- Invite family/community members to present parts of their culture that are significant to them
- Demonstrate and discuss various folkloric literature, dance, music, and art
- Present and explore important historical figures and events
- Celebrate and acknowledge ceremonies/festivals/holidays throughout the year on the days they occur
- Grow indigenious foods at your school’s garden where students can demonstrate how to prepare them and speak about the their cultural richness
- Honor cultural hobbies and learn their unique techniques (basket weaving, pottery making, etc.)
- Exhibit a multitude of flags, fabrics, and artwork from the countries represented in your school
- Display multilingual environmental print and universal symbols to aid with directions, instructions, and vocabulary
Although surface culture is only ten percent of Edward T. Hall’s cultural iceberg, it is the part of the iceberg that is seen and exposed. As humans, we build meaning of our environment and connections to each other using our five senses. All these senses evoke and awaken emotions and memories. When culture is attached to these senses, they become part of our soul, heart, and essence. They are the force that propels the deep cultural parts of us to move and become alive. Without acknowledging the fundamental traits of surface culture, we will not be able to reach the depths of deep, internal culture. Surface culture is the visible gateway to our invisible beliefs, values, and ethics. One cannot exist or be meaningful without the other.
In closing, take some meditative time to think and reflect on the elements of your own surface culture. What do they mean to you? Do they automatically warm your heart? That’s what I hope it does for you.
Edward T. Hall’s Cultural Iceberg Model. (2010). Retrieved from https://college.lclark.edu/live/files/21270-iceberg-model—optional-reading

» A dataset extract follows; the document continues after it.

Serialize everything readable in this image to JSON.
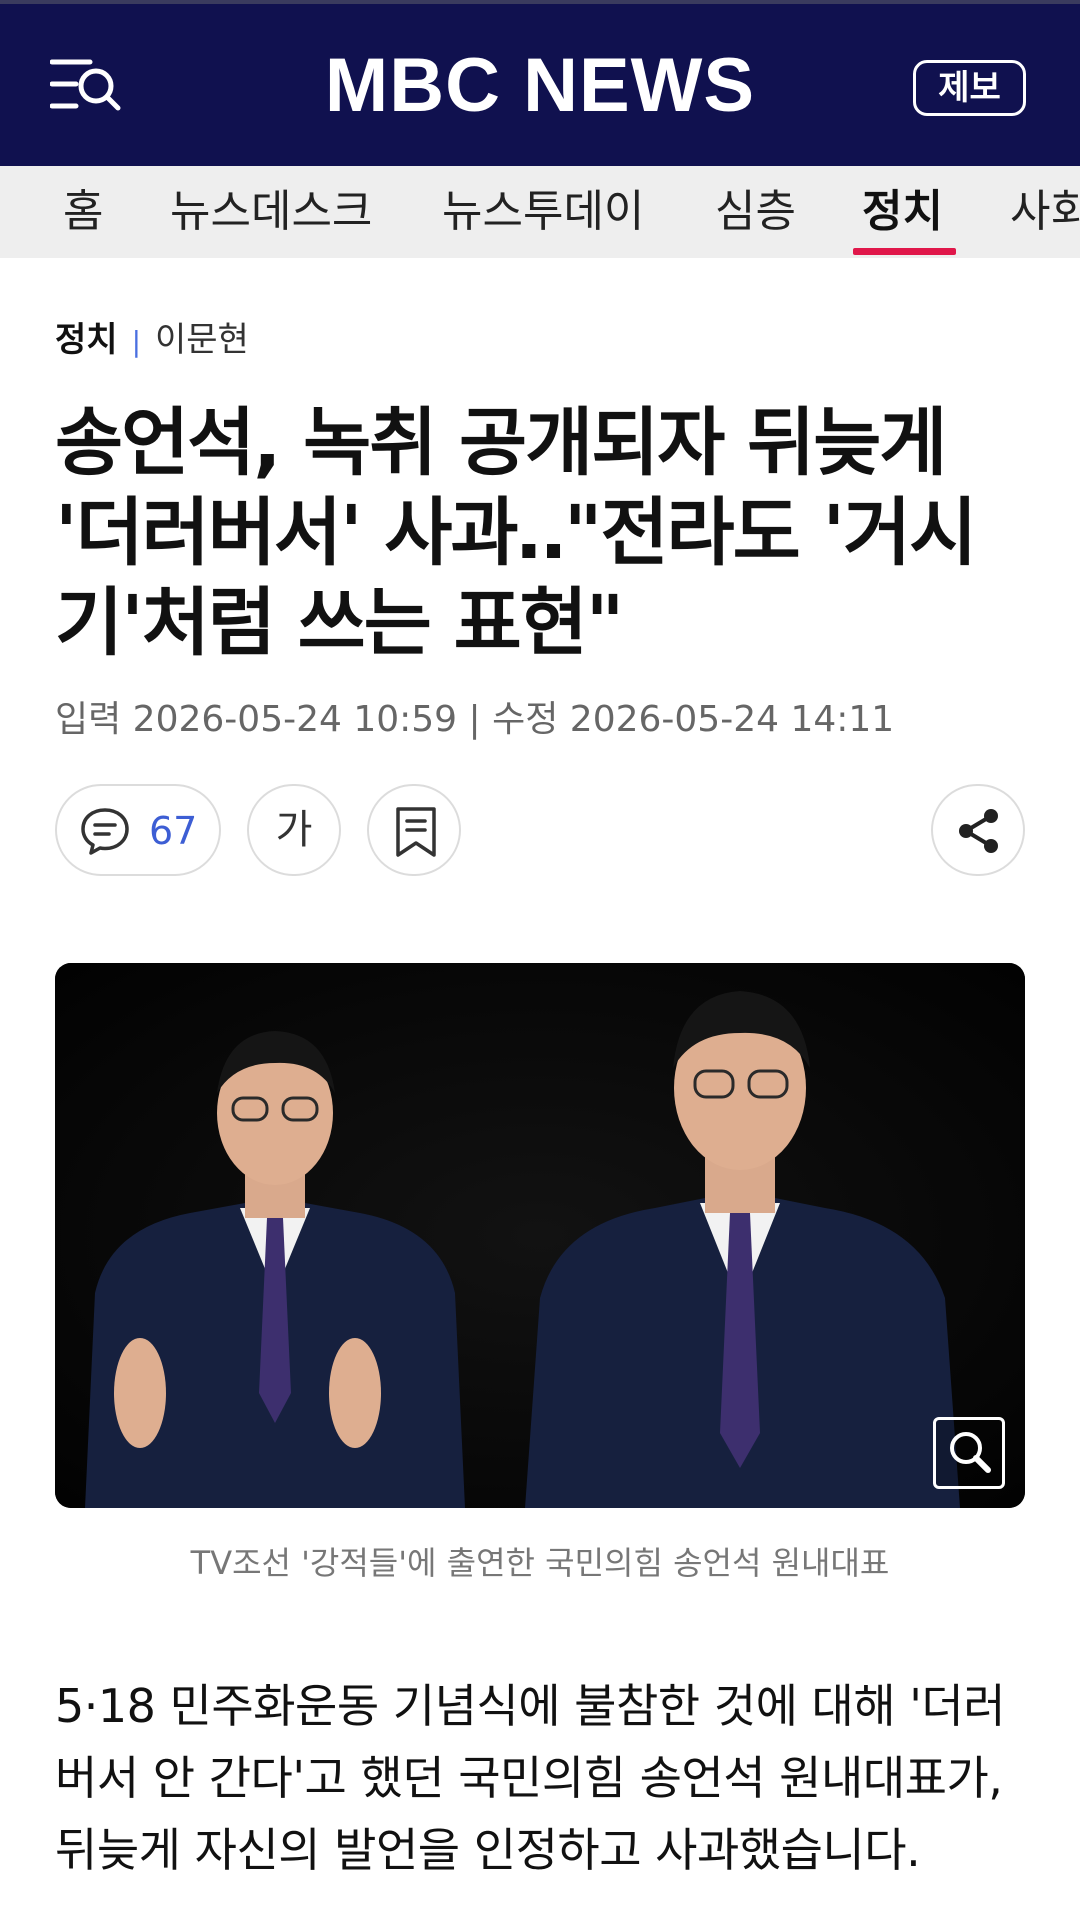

Hammond, Z. (2015). Culturally Responsive Teaching & the Brain: Promoting Authentic Engagement and Rigor Among Culturally and Linguistically Diverse Students (1st ed.). Thousand Oaks, CA: Corwin.